Could earthquakes in Switzerland throw a geothermal energy project in Central Oregon’s Newberry Crater area off the rails?
About a month ago AltaRock Energy got a $25 million grant (on top of an earlier $36 million) from the US Department of Energy toward development of a plant that will produce power by tapping natural heat deep beneath the Earth’s surface.
AltaRock’s process, called “enhanced geothermal,” involves drilling wells up to 10,000 feet deep, pumping cold water down them to create small cracks in the bedrock, then withdrawing heated water from these fissures to turn turbines. The Newberry plant is supposed to produce 30 megawatts of power initially and up to 120 megawatts eventually.
“Unlike conventional geothermal, which relies on subterranean pockets of hot water, proponents of enhanced geothermal systems say the technology is essentially location-neutral, meaning these wells could be sunk almost anywhere in the world,” the New York Times explained.
But enhanced geothermal technology is running into problems elsewhere in the world. AltaRock said yesterday that it was abandoning a similar project, the Geysers, in California, ostensibly because of drilling problems.
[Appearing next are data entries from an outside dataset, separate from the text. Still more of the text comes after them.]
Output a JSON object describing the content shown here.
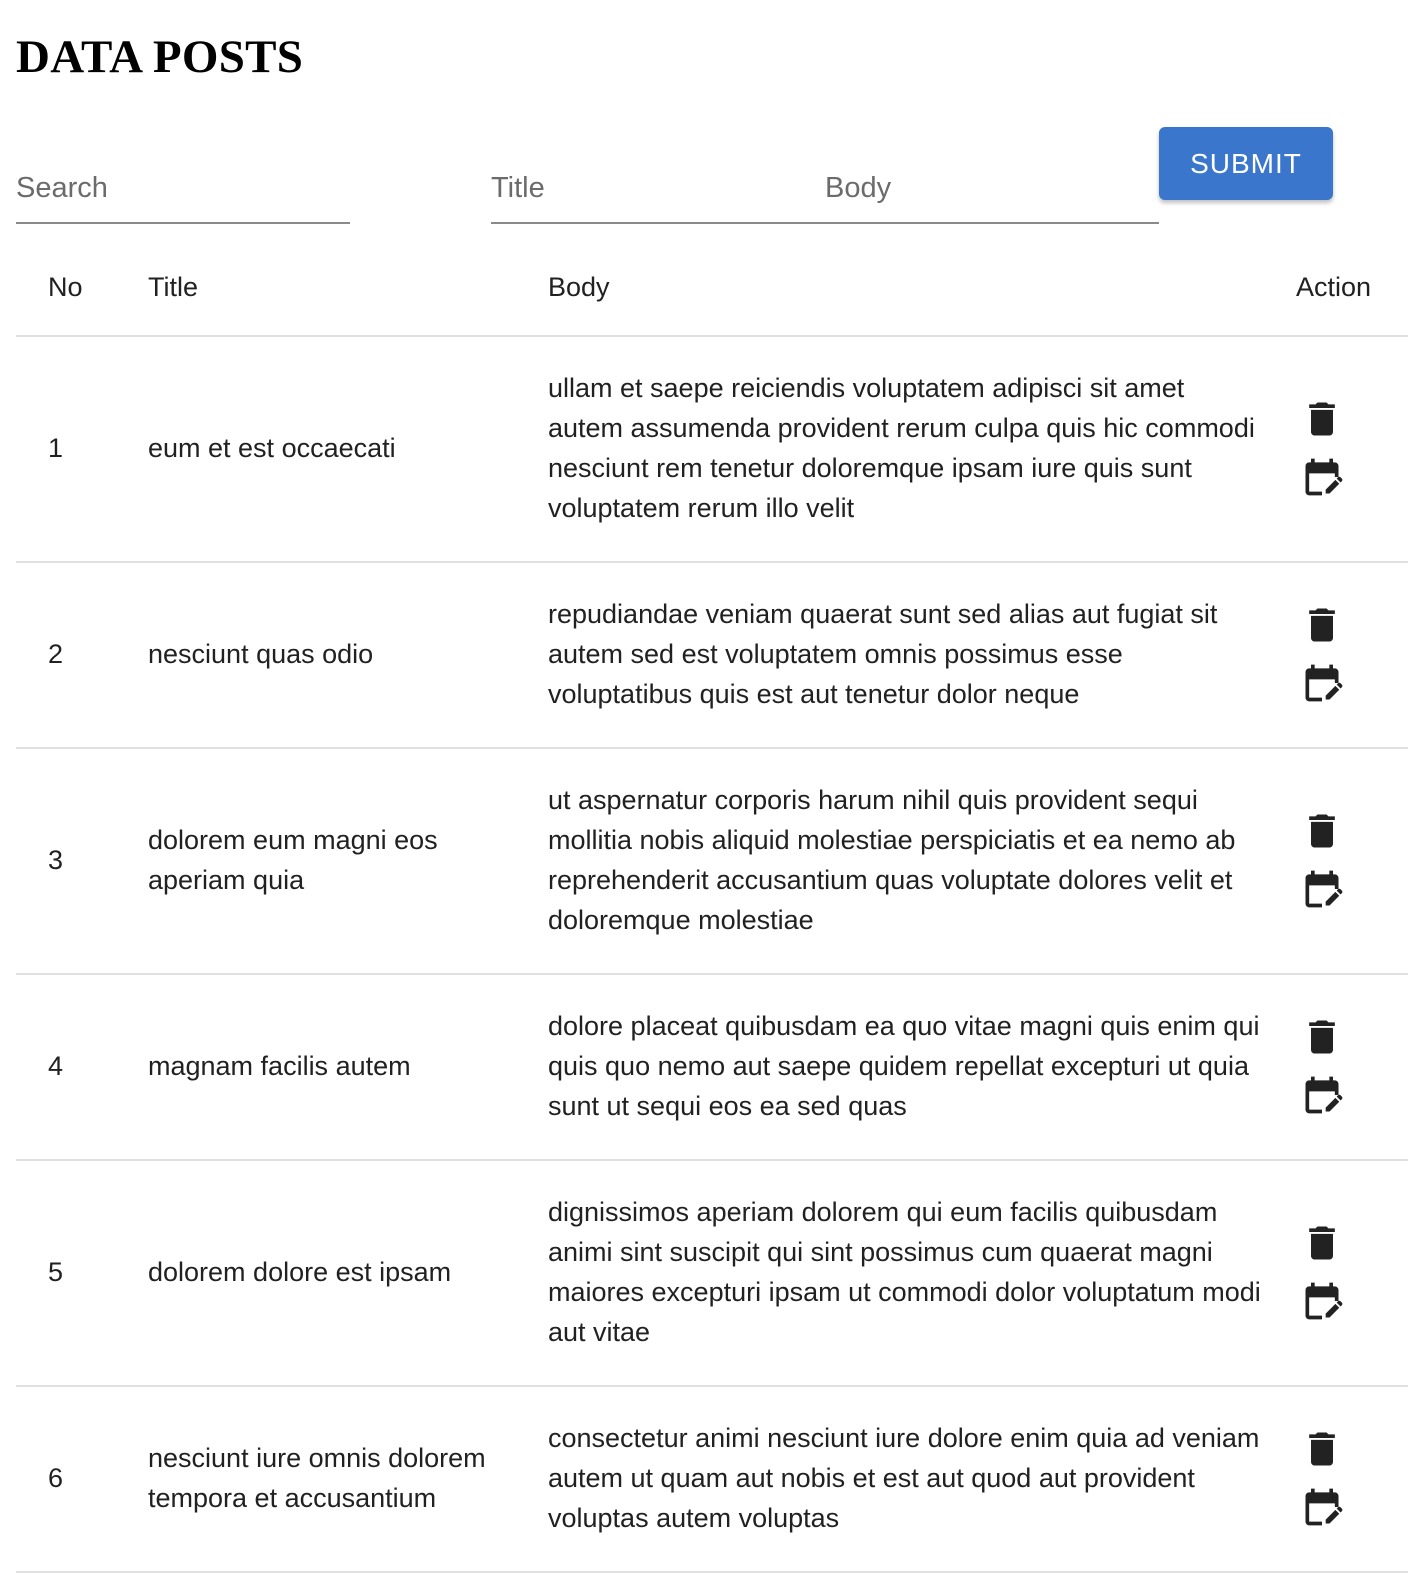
{
  "page_title": "DATA POSTS",
  "form": {
    "search_placeholder": "Search",
    "title_placeholder": "Title",
    "body_placeholder": "Body",
    "submit_label": "SUBMIT"
  },
  "colors": {
    "accent": "#3a76cc"
  },
  "table": {
    "headers": {
      "no": "No",
      "title": "Title",
      "body": "Body",
      "action": "Action"
    },
    "rows": [
      {
        "no": "1",
        "title": "eum et est occaecati",
        "body": "ullam et saepe reiciendis voluptatem adipisci sit amet autem assumenda provident rerum culpa quis hic commodi nesciunt rem tenetur doloremque ipsam iure quis sunt voluptatem rerum illo velit"
      },
      {
        "no": "2",
        "title": "nesciunt quas odio",
        "body": "repudiandae veniam quaerat sunt sed alias aut fugiat sit autem sed est voluptatem omnis possimus esse voluptatibus quis est aut tenetur dolor neque"
      },
      {
        "no": "3",
        "title": "dolorem eum magni eos aperiam quia",
        "body": "ut aspernatur corporis harum nihil quis provident sequi mollitia nobis aliquid molestiae perspiciatis et ea nemo ab reprehenderit accusantium quas voluptate dolores velit et doloremque molestiae"
      },
      {
        "no": "4",
        "title": "magnam facilis autem",
        "body": "dolore placeat quibusdam ea quo vitae magni quis enim qui quis quo nemo aut saepe quidem repellat excepturi ut quia sunt ut sequi eos ea sed quas"
      },
      {
        "no": "5",
        "title": "dolorem dolore est ipsam",
        "body": "dignissimos aperiam dolorem qui eum facilis quibusdam animi sint suscipit qui sint possimus cum quaerat magni maiores excepturi ipsam ut commodi dolor voluptatum modi aut vitae"
      },
      {
        "no": "6",
        "title": "nesciunt iure omnis dolorem tempora et accusantium",
        "body": "consectetur animi nesciunt iure dolore enim quia ad veniam autem ut quam aut nobis et est aut quod aut provident voluptas autem voluptas"
      }
    ],
    "action_icons": [
      "delete-icon",
      "edit-calendar-icon"
    ]
  }
}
That announcement came one day after the Swiss government announced it was shutting down a similar project by a different company because it had triggered small earthquakes.
“The [Swiss] project, led by Markus O. Häring, a former oilman, was suspended in late 2006 after it generated earthquakes that did no bodily harm but caused about $9 million in mostly minor damage to homes and other structures,” the Times reported. “Mr. Häring is to go to trial next week on criminal charges stemming from the project.”
Before AltaRock abandoned it, the DOE had started an investigation into the Geysers project in response to a Times story that said the Seattle-based startup company had failed to mention the Swiss earthquake problem in its seismic safety report.
The setbacks in Switzerland and California “are a serious blow to the hopes of environmentalists, entrepreneurs and investors who believe that advanced geothermal energy could substantially cut the world’s use of emissions-causing fossil fuels,” the Times wrote.
Plans to develop geothermal power at Newberry go back to at least 1997, when Davenport Resources of Greenwich, CT and Vulcan Power Co. of Bend formed a partnership to drill exploratory wells there, but have all fizzled because of either financial or technological problems.
There have been no known seismic impacts from AltaRock’s Newberry project yet, but before it sinks more millions into it the DOE might want to take a closer look.